I facilitated and expedited their change in the area that my solution would fit. It would have been inappropriate to pitch during the month-long decision facilitation process – they had no idea what they were going to buy, if they could buy, or if they couldn’t do it themselves. I would have missed the opportunity to help them get ready to buy, earn their trust, and understand the full complement of needs they didn’t initially know they had. I had nothing to sell until they had something to buy.
My job – which took me just a few hours for a 6 figure engagement – was to first facilitate their ability to change, and then buy.
I’m not suggesting you give up information gathering or understanding needs, although starting here gives you a paltry close rate and wastes 95% of your time. I am suggesting that you first facilitate the complete decision path (some folks call this pre-sales) – and then use sales. Buyers have to do this anyway, with you or without you. You might as well learn a new skill and stop chasing the low hanging fruit.

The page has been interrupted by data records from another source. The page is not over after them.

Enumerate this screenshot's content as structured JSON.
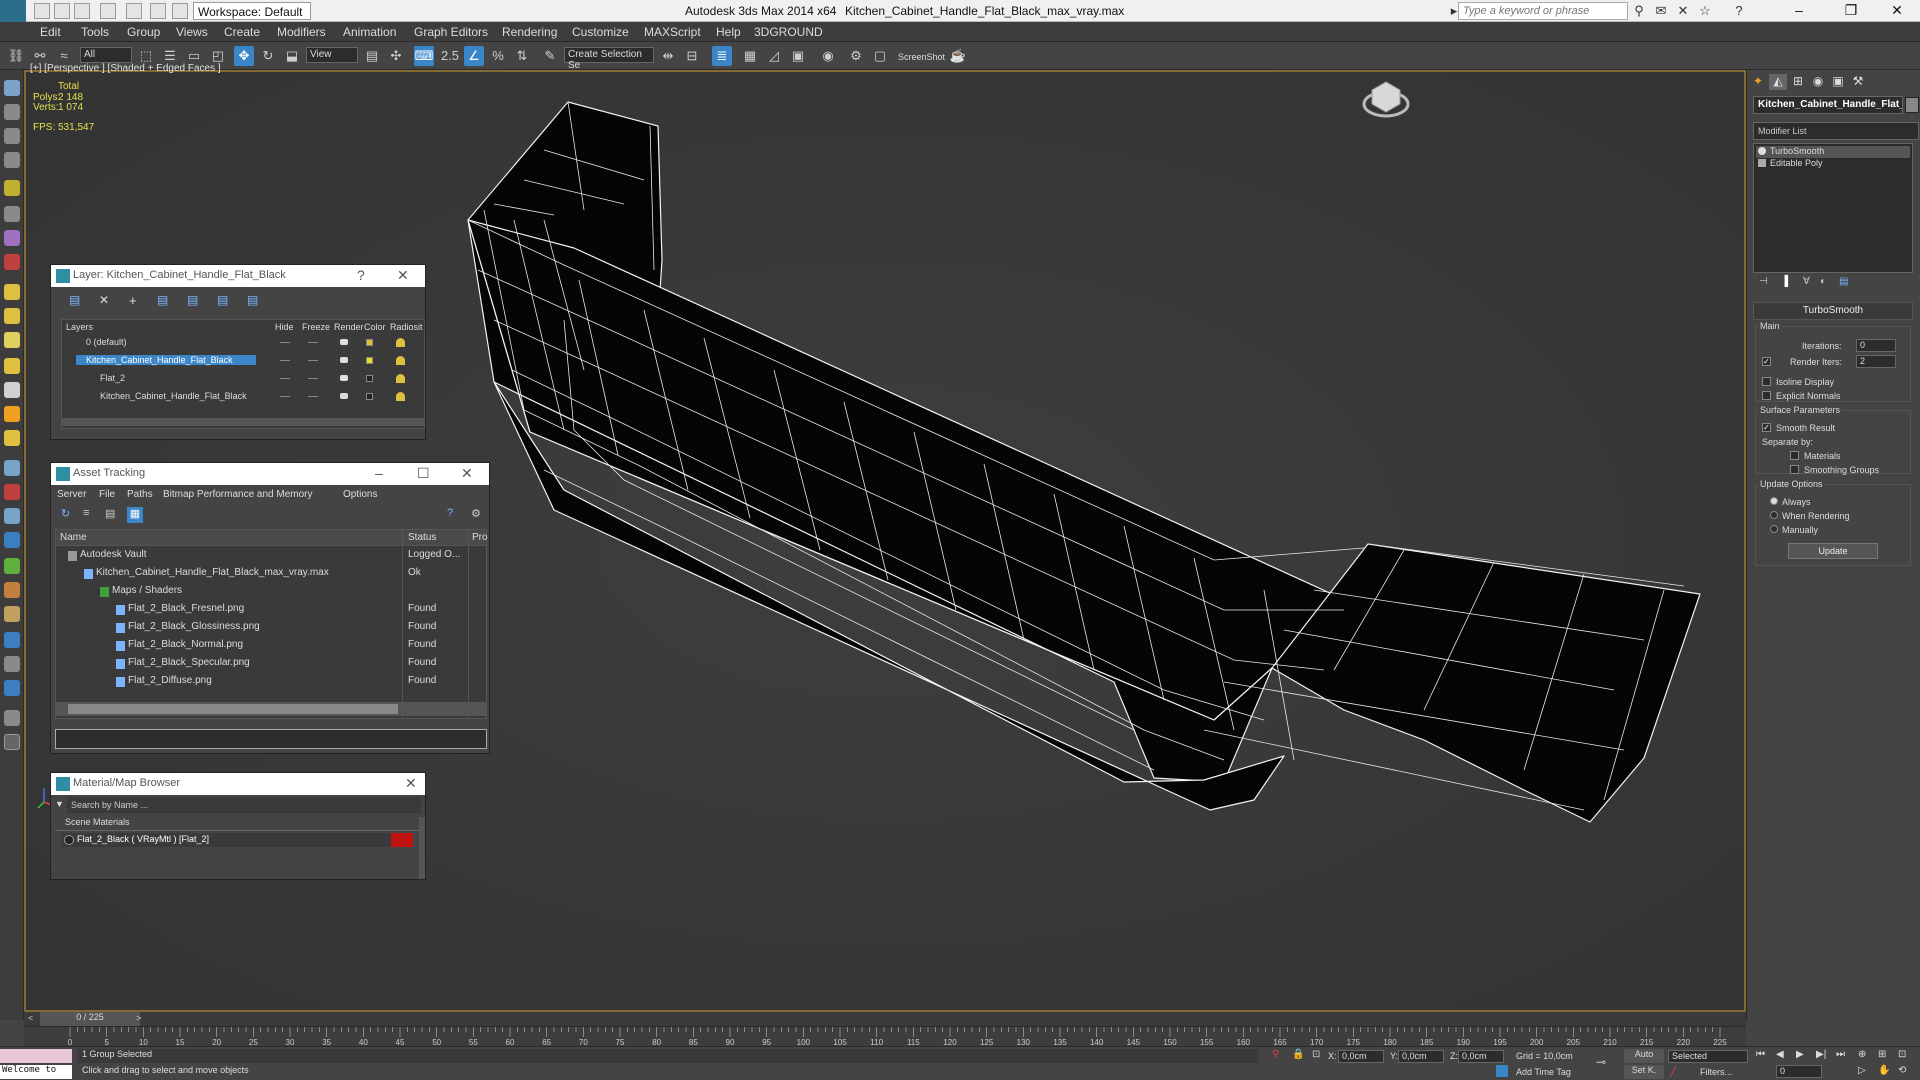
{
  "titlebar": {
    "workspace": "Workspace: Default",
    "app_title": "Autodesk 3ds Max  2014 x64",
    "file_title": "Kitchen_Cabinet_Handle_Flat_Black_max_vray.max",
    "search_placeholder": "Type a keyword or phrase"
  },
  "menubar": [
    "Edit",
    "Tools",
    "Group",
    "Views",
    "Create",
    "Modifiers",
    "Animation",
    "Graph Editors",
    "Rendering",
    "Customize",
    "MAXScript",
    "Help",
    "3DGROUND"
  ],
  "toolbar": {
    "selection_filter": "All",
    "ref_coord": "View",
    "named_selection": "Create Selection Se",
    "screenshot_label": "ScreenShot"
  },
  "viewport": {
    "label": "[+] [Perspective ] [Shaded + Edged Faces ]",
    "stats_total": "Total",
    "polys_label": "Polys:",
    "polys_value": "2 148",
    "verts_label": "Verts:",
    "verts_value": "1 074",
    "fps_label": "FPS:",
    "fps_value": "531,547"
  },
  "layer_dialog": {
    "title": "Layer: Kitchen_Cabinet_Handle_Flat_Black",
    "help": "?",
    "columns": [
      "Layers",
      "Hide",
      "Freeze",
      "Render",
      "Color",
      "Radiosit"
    ],
    "rows": [
      {
        "name": "0 (default)",
        "indent": 0,
        "color": "#e0c020",
        "selected": false
      },
      {
        "name": "Kitchen_Cabinet_Handle_Flat_Black",
        "indent": 0,
        "color": "#e0e020",
        "selected": true
      },
      {
        "name": "Flat_2",
        "indent": 1,
        "color": "#222222",
        "selected": false
      },
      {
        "name": "Kitchen_Cabinet_Handle_Flat_Black",
        "indent": 1,
        "color": "#222222",
        "selected": false
      }
    ]
  },
  "asset_dialog": {
    "title": "Asset Tracking",
    "menu": [
      "Server",
      "File",
      "Paths",
      "Bitmap Performance and Memory",
      "Options"
    ],
    "columns": [
      "Name",
      "Status",
      "Pro"
    ],
    "rows": [
      {
        "name": "Autodesk Vault",
        "status": "Logged O...",
        "indent": 1
      },
      {
        "name": "Kitchen_Cabinet_Handle_Flat_Black_max_vray.max",
        "status": "Ok",
        "indent": 2
      },
      {
        "name": "Maps / Shaders",
        "status": "",
        "indent": 3
      },
      {
        "name": "Flat_2_Black_Fresnel.png",
        "status": "Found",
        "indent": 4
      },
      {
        "name": "Flat_2_Black_Glossiness.png",
        "status": "Found",
        "indent": 4
      },
      {
        "name": "Flat_2_Black_Normal.png",
        "status": "Found",
        "indent": 4
      },
      {
        "name": "Flat_2_Black_Specular.png",
        "status": "Found",
        "indent": 4
      },
      {
        "name": "Flat_2_Diffuse.png",
        "status": "Found",
        "indent": 4
      }
    ]
  },
  "material_browser": {
    "title": "Material/Map Browser",
    "search_placeholder": "Search by Name ...",
    "section": "Scene Materials",
    "item": "Flat_2_Black  ( VRayMtl )  [Flat_2]"
  },
  "command_panel": {
    "object_name": "Kitchen_Cabinet_Handle_Flat_Bla",
    "modifier_list": "Modifier List",
    "stack": [
      "TurboSmooth",
      "Editable Poly"
    ],
    "rollout_title": "TurboSmooth",
    "main_label": "Main",
    "iterations_label": "Iterations:",
    "iterations_value": "0",
    "render_iters_label": "Render Iters:",
    "render_iters_value": "2",
    "isoline_label": "Isoline Display",
    "explicit_normals_label": "Explicit Normals",
    "surface_params_label": "Surface Parameters",
    "smooth_result_label": "Smooth Result",
    "separate_by_label": "Separate by:",
    "materials_label": "Materials",
    "smoothing_groups_label": "Smoothing Groups",
    "update_options_label": "Update Options",
    "always_label": "Always",
    "when_rendering_label": "When Rendering",
    "manually_label": "Manually",
    "update_button": "Update"
  },
  "timeline": {
    "frame_counter": "0 / 225",
    "ticks": [
      "0",
      "5",
      "10",
      "15",
      "20",
      "25",
      "30",
      "35",
      "40",
      "45",
      "50",
      "55",
      "60",
      "65",
      "70",
      "75",
      "80",
      "85",
      "90",
      "95",
      "100",
      "105",
      "110",
      "115",
      "120",
      "125",
      "130",
      "135",
      "140",
      "145",
      "150",
      "155",
      "160",
      "165",
      "170",
      "175",
      "180",
      "185",
      "190",
      "195",
      "200",
      "205",
      "210",
      "215",
      "220",
      "225"
    ]
  },
  "statusbar": {
    "maxscript": "Welcome to",
    "selection": "1 Group Selected",
    "prompt": "Click and drag to select and move objects",
    "x_value": "0,0cm",
    "y_value": "0,0cm",
    "z_value": "0,0cm",
    "grid": "Grid = 10,0cm",
    "add_time_tag": "Add Time Tag",
    "auto": "Auto",
    "set_key": "Set K.",
    "selected_dropdown": "Selected",
    "filters": "Filters...",
    "frame_value": "0"
  }
}
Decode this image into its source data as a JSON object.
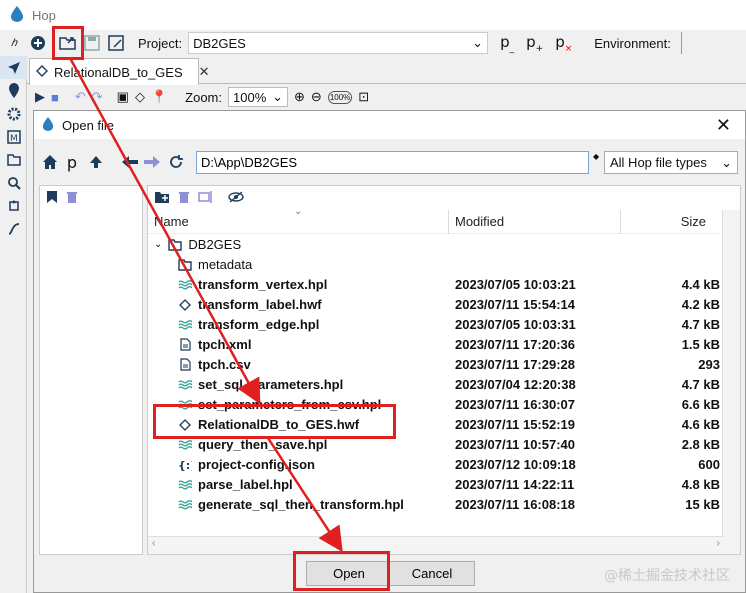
{
  "app": {
    "title": "Hop"
  },
  "toolbar": {
    "project_label": "Project:",
    "project_value": "DB2GES",
    "environment_label": "Environment:",
    "icons": [
      "logo-icon",
      "hop-icon",
      "add-icon",
      "open-file-icon",
      "save-icon",
      "save-as-icon"
    ]
  },
  "tab": {
    "label": "RelationalDB_to_GES",
    "close": "✕"
  },
  "subtoolbar": {
    "zoom_label": "Zoom:",
    "zoom_value": "100%",
    "zoom_100": "100%"
  },
  "dialog": {
    "title": "Open file",
    "path": "D:\\App\\DB2GES",
    "filter": "All Hop file types",
    "columns": {
      "name": "Name",
      "modified": "Modified",
      "size": "Size"
    },
    "root_folder": "DB2GES",
    "rows": [
      {
        "name": "metadata",
        "modified": "",
        "size": "",
        "icon": "folder-icon"
      },
      {
        "name": "transform_vertex.hpl",
        "modified": "2023/07/05 10:03:21",
        "size": "4.4 kB",
        "icon": "pipeline-icon"
      },
      {
        "name": "transform_label.hwf",
        "modified": "2023/07/11 15:54:14",
        "size": "4.2 kB",
        "icon": "workflow-icon"
      },
      {
        "name": "transform_edge.hpl",
        "modified": "2023/07/05 10:03:31",
        "size": "4.7 kB",
        "icon": "pipeline-icon"
      },
      {
        "name": "tpch.xml",
        "modified": "2023/07/11 17:20:36",
        "size": "1.5 kB",
        "icon": "file-icon"
      },
      {
        "name": "tpch.csv",
        "modified": "2023/07/11 17:29:28",
        "size": "293",
        "icon": "file-icon"
      },
      {
        "name": "set_sql_parameters.hpl",
        "modified": "2023/07/04 12:20:38",
        "size": "4.7 kB",
        "icon": "pipeline-icon"
      },
      {
        "name": "set_parameters_from_csv.hpl",
        "modified": "2023/07/11 16:30:07",
        "size": "6.6 kB",
        "icon": "pipeline-icon"
      },
      {
        "name": "RelationalDB_to_GES.hwf",
        "modified": "2023/07/11 15:52:19",
        "size": "4.6 kB",
        "icon": "workflow-icon"
      },
      {
        "name": "query_then_save.hpl",
        "modified": "2023/07/11 10:57:40",
        "size": "2.8 kB",
        "icon": "pipeline-icon"
      },
      {
        "name": "project-config.json",
        "modified": "2023/07/12 10:09:18",
        "size": "600",
        "icon": "json-icon"
      },
      {
        "name": "parse_label.hpl",
        "modified": "2023/07/11 14:22:11",
        "size": "4.8 kB",
        "icon": "pipeline-icon"
      },
      {
        "name": "generate_sql_then_transform.hpl",
        "modified": "2023/07/11 16:08:18",
        "size": "15 kB",
        "icon": "pipeline-icon"
      }
    ],
    "open_button": "Open",
    "cancel_button": "Cancel"
  },
  "watermark": "@稀土掘金技术社区",
  "colors": {
    "annotation": "#e02020",
    "accent": "#1f6fbf",
    "pipeline": "#2a9d8f"
  }
}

I’ve developed Buying Facilitation®, which is an add-on to the sales process to help buyers understand and collect their pre-sales decision factors. It includes a different set of skills than sales, including Listening for Systems, and uses a new form of question called a Facilitative Question. Contact me to discuss training, coaching, and consulting: firstname.lastname@example.org. Or read Dirty Little Secrets: why buyers can’t buy and sellers can’t sell at www.dirtylittlesecrets.com or Buying Facilitation®. Or read my newest book What? on how to hear others without bias: www.didihearyou.com.